Much of the funding is related to the university’s CAPit program, a $10.7-million comprehensive energy conservation project with international energy services company Honeywell. The project has a target of reducing the university’s greenhouse gas emissions by over 2,600 metric tonnes of carbon dioxide, the equivalent of taking 944 mid-sized cars off of Canadian roads.

“Queen’s has placed a priority on financial and environmental sustainability. This funding enabled the university to expand the CAPit project, reducing our utilities expenditures while, at the same time, significantly cutting our impact on the environment,” says Donna Janiec, Vice-Principal (Finance and Administration).  “The CAPit program has been a success, and we thank Utilities Kingston for their contribution supporting these conservation measures.”

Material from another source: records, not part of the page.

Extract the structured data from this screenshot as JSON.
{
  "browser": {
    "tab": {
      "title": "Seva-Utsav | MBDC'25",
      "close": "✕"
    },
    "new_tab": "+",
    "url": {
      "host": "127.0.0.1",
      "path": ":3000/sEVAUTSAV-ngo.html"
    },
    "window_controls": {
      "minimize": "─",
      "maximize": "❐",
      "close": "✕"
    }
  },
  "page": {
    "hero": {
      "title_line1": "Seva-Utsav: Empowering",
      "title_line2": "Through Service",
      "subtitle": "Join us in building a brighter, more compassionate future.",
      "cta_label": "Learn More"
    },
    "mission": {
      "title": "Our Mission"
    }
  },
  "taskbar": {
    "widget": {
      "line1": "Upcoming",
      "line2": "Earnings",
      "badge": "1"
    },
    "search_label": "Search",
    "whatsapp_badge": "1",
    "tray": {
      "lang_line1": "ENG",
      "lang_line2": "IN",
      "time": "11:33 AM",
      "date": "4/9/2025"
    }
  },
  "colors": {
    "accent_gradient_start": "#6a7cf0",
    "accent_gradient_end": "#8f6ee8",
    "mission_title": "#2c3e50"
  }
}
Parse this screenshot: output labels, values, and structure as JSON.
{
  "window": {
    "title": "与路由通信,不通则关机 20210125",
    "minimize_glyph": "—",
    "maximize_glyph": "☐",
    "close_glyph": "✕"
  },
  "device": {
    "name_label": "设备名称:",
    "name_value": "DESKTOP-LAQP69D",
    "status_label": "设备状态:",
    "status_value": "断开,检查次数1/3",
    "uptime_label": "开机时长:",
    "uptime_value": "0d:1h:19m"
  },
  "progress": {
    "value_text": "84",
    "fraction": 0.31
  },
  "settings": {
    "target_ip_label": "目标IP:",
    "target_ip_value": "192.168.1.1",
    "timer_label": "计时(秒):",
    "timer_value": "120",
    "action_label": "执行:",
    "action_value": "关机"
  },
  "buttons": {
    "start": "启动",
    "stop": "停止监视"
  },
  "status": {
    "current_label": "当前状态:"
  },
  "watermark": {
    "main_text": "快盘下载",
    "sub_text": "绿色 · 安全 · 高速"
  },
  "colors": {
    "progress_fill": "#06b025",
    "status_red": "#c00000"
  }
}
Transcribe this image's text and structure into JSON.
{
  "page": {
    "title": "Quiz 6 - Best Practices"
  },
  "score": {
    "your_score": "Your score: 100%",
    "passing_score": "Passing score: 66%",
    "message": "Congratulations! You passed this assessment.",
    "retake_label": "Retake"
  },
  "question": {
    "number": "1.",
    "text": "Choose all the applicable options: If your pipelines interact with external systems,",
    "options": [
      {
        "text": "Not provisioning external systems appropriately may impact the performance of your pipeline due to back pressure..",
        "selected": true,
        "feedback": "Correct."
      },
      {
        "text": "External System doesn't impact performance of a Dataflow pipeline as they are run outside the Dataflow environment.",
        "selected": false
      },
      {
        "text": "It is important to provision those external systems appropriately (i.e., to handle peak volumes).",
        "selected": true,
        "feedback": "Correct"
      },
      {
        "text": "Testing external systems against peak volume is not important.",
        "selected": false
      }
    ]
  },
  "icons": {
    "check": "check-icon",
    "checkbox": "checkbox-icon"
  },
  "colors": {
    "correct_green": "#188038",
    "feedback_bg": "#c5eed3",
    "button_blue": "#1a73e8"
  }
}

When complete this December, the CAPit project will have implemented more than 170 individual energy conservation measures in 66 campus buildings. These include the installation of low-flow fixtures to reduce water usage, upgraded lighting and building climate controls to reduce energy consumption, as well as heat recovery systems and improvements to building envelopes.

The measures are already having a positive effect.

By the end of 2017, Queen’s will have saved 185,000 m3 in water, enough to service 3,700 four-person homes for a year. Similarly, electricity consumption will have been reduced by 2.95 GWh, enough to power 295 average Ontario homes for a year.

"We applaud the university's commitment to reduce energy and water consumption, and cut greenhouse gas emissions. Queen's' efforts to install water and energy conservation measures help extend the useful life of municipal utility infrastructure and further our progress towards meeting provincially-mandated electricity conservation targets. All this, while making a positive impact on the environment," says Sean Meleschuk, Vice-President of Utilities Kingston. “Our unique multi-utility model provides our customers with one-stop access to water, gas and electricity conservation programs. We are proud to partner with local businesses and institutions as we help build a better community.”

The Queen’s Climate Action Plan is available online.

More information about the CAPit program is available on the Sustainability Office website.